April 28th, 2015 by Cheryl Miller

From early detection of impending heart failure from as far as 3,000 miles away, to the latest wearable wrapped around wrists or bodies, or simply sitting in pockets, telehealth is having a radical impact on the healthcare industry.

The range of telehealth and telemedicine services has expanded in the two years since the Healthcare Intelligence Network (HIN) last conducted its telehealth survey. While the majority of organizations had telehealth programs in place in both 2013 and 2015, of those that didn’t, the number of respondents who said they would launch a service in the next 12 months nearly tripled over two years (64 percent in 2015 versus 26 percent in 2013), according to new market metrics from the Healthcare Intelligence Network’s (HIN) Telehealth & Telemedicine in 2015: Remote Monitoring, Wearable Devices Upgrade Burgeoning Industry survey, conducted in April of 116 healthcare organizations.

To address expanding population targets for telehealth services, the 2015 survey documented telehealth use for homebound, severe behavioral, at-risk for falls, and high-utilizers for the first time. Following are seven more facts about the burgeoning telehealth industry.

  • Three fourths of respondents (74 percent) said they expect Medicare to add remote patient monitoring to its list of covered telehealth services in the next 12 months;
  • Of clinical applications for telehealth, remote monitoring jumped from 57 percent to 63 percent;
  • Self-care/self-management tools and e-mail reminders remained among top telehealth tools for patients and health plan members;
  • The use of telephonic advice lines decreased from 55 percent in 2013 to 26 percent in 2015;
  • The nurse case manager has primary responsibility for telehealth, according to 32 percent of respondents;
  • Thirty-five percent of respondents said that bed days was the utilization metric most impacted by telehealth programs; and
  • Nearly 60 percent of respondents said they are reimbursed for telehealth from private payors.

Source: 2015 Healthcare Benchmarks: Telehealth & Telemedicine

Telehealth & Telemedicine

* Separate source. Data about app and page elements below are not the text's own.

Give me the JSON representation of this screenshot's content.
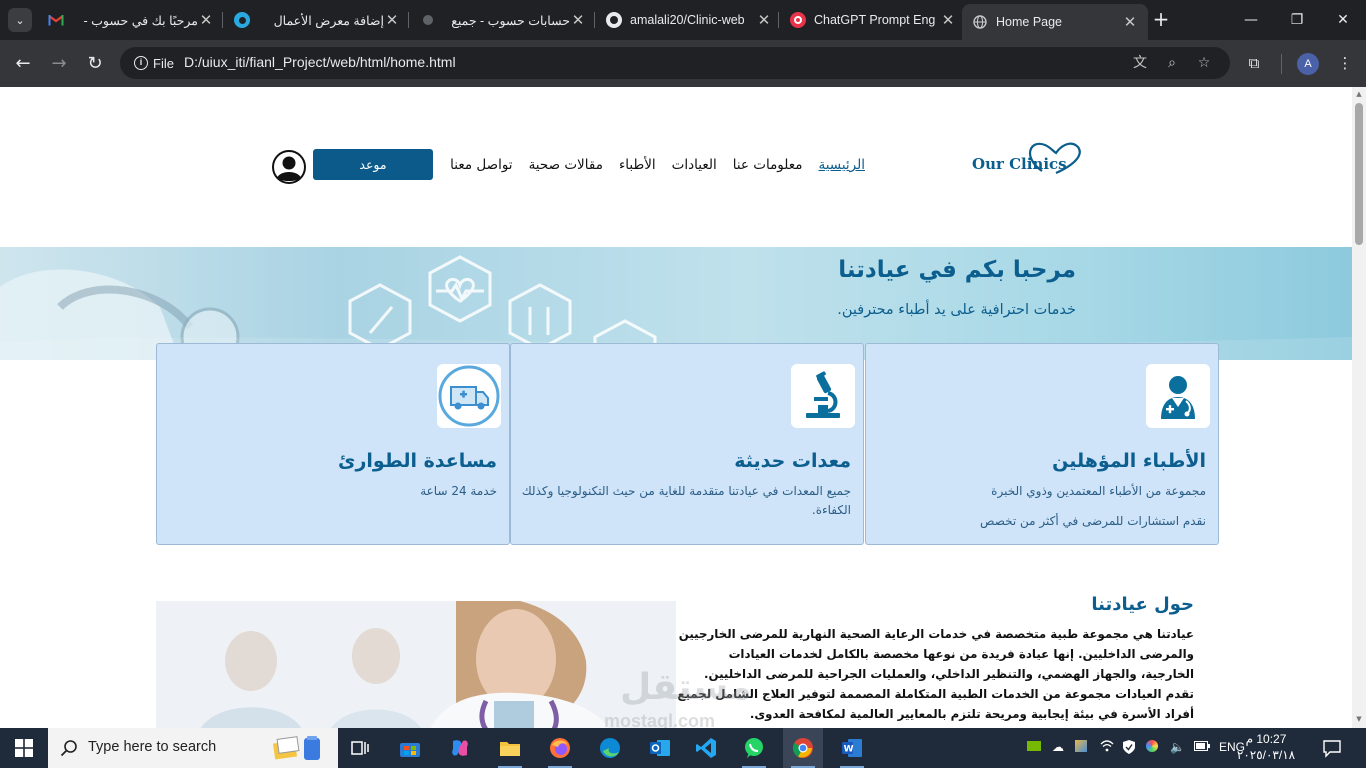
{
  "browser": {
    "tabs": [
      {
        "title": "مرحبًا بك في حسوب -",
        "icon": "gmail-icon"
      },
      {
        "title": "إضافة معرض الأعمال",
        "icon": "mostaql-icon"
      },
      {
        "title": "حسابات حسوب - جميع",
        "icon": "hsoub-icon"
      },
      {
        "title": "amalali20/Clinic-web",
        "icon": "github-icon"
      },
      {
        "title": "ChatGPT Prompt Eng",
        "icon": "deeplearning-icon"
      },
      {
        "title": "Home Page",
        "icon": "globe-icon",
        "active": true
      }
    ],
    "info_chip": "File",
    "url": "D:/uiux_iti/fianl_Project/web/html/home.html",
    "profile_initial": "A"
  },
  "site": {
    "logo_text": "Our Clinics",
    "nav": [
      "الرئيسية",
      "معلومات عنا",
      "العيادات",
      "الأطباء",
      "مقالات صحية",
      "تواصل معنا"
    ],
    "appointment_label": "موعد",
    "hero": {
      "title": "مرحبا بكم في عيادتنا",
      "subtitle": "خدمات احترافية على يد أطباء محترفين."
    },
    "cards": [
      {
        "title": "الأطباء المؤهلين",
        "text": "مجموعة من الأطباء المعتمدين وذوي الخبرة",
        "text2": "نقدم استشارات للمرضى في أكثر من تخصص",
        "icon": "doctor-icon"
      },
      {
        "title": "معدات حديثة",
        "text": "جميع المعدات في عيادتنا متقدمة للغاية من حيث التكنولوجيا وكذلك الكفاءة.",
        "text2": "",
        "icon": "microscope-icon"
      },
      {
        "title": "مساعدة الطوارئ",
        "text": "خدمة 24 ساعة",
        "text2": "",
        "icon": "ambulance-icon"
      }
    ],
    "about": {
      "title": "حول عيادتنا",
      "text": "عيادتنا هي مجموعة طبية متخصصة في خدمات الرعاية الصحية النهارية للمرضى الخارجيين والمرضى الداخليين. إنها عيادة فريدة من نوعها مخصصة بالكامل لخدمات العيادات الخارجية، والجهاز الهضمي، والتنظير الداخلي، والعمليات الجراحية للمرضى الداخليين. تقدم العيادات مجموعة من الخدمات الطبية المتكاملة المصممة لتوفير العلاج الشامل لجميع أفراد الأسرة في بيئة إيجابية ومريحة تلتزم بالمعايير العالمية لمكافحة العدوى."
    },
    "watermark": {
      "arabic": "مستقل",
      "latin": "mostaql.com"
    }
  },
  "taskbar": {
    "search_placeholder": "Type here to search",
    "language": "ENG",
    "time": "10:27 م",
    "date": "٢٠٢٥/٠٣/١٨",
    "pinned": [
      "task-view-icon",
      "store-icon",
      "copilot-icon",
      "file-explorer-icon",
      "firefox-icon",
      "edge-icon",
      "outlook-icon",
      "vscode-icon",
      "whatsapp-icon",
      "chrome-icon",
      "word-icon"
    ]
  },
  "colors": {
    "brand": "#0b5e8e",
    "card_bg": "#cfe4f8",
    "chrome_dark": "#202124",
    "taskbar": "#1f2a3a"
  }
}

2015 Healthcare Benchmarks: Telehealth & Telemedicine delivers actionable new telehealth metrics on technologies, program components, successes and ROI from 115 healthcare organizations. This 60-page report, now in its fourth year, documents benchmarks on current and planned telehealth and telemedicine initiatives, with historical perspective from 2009 to present.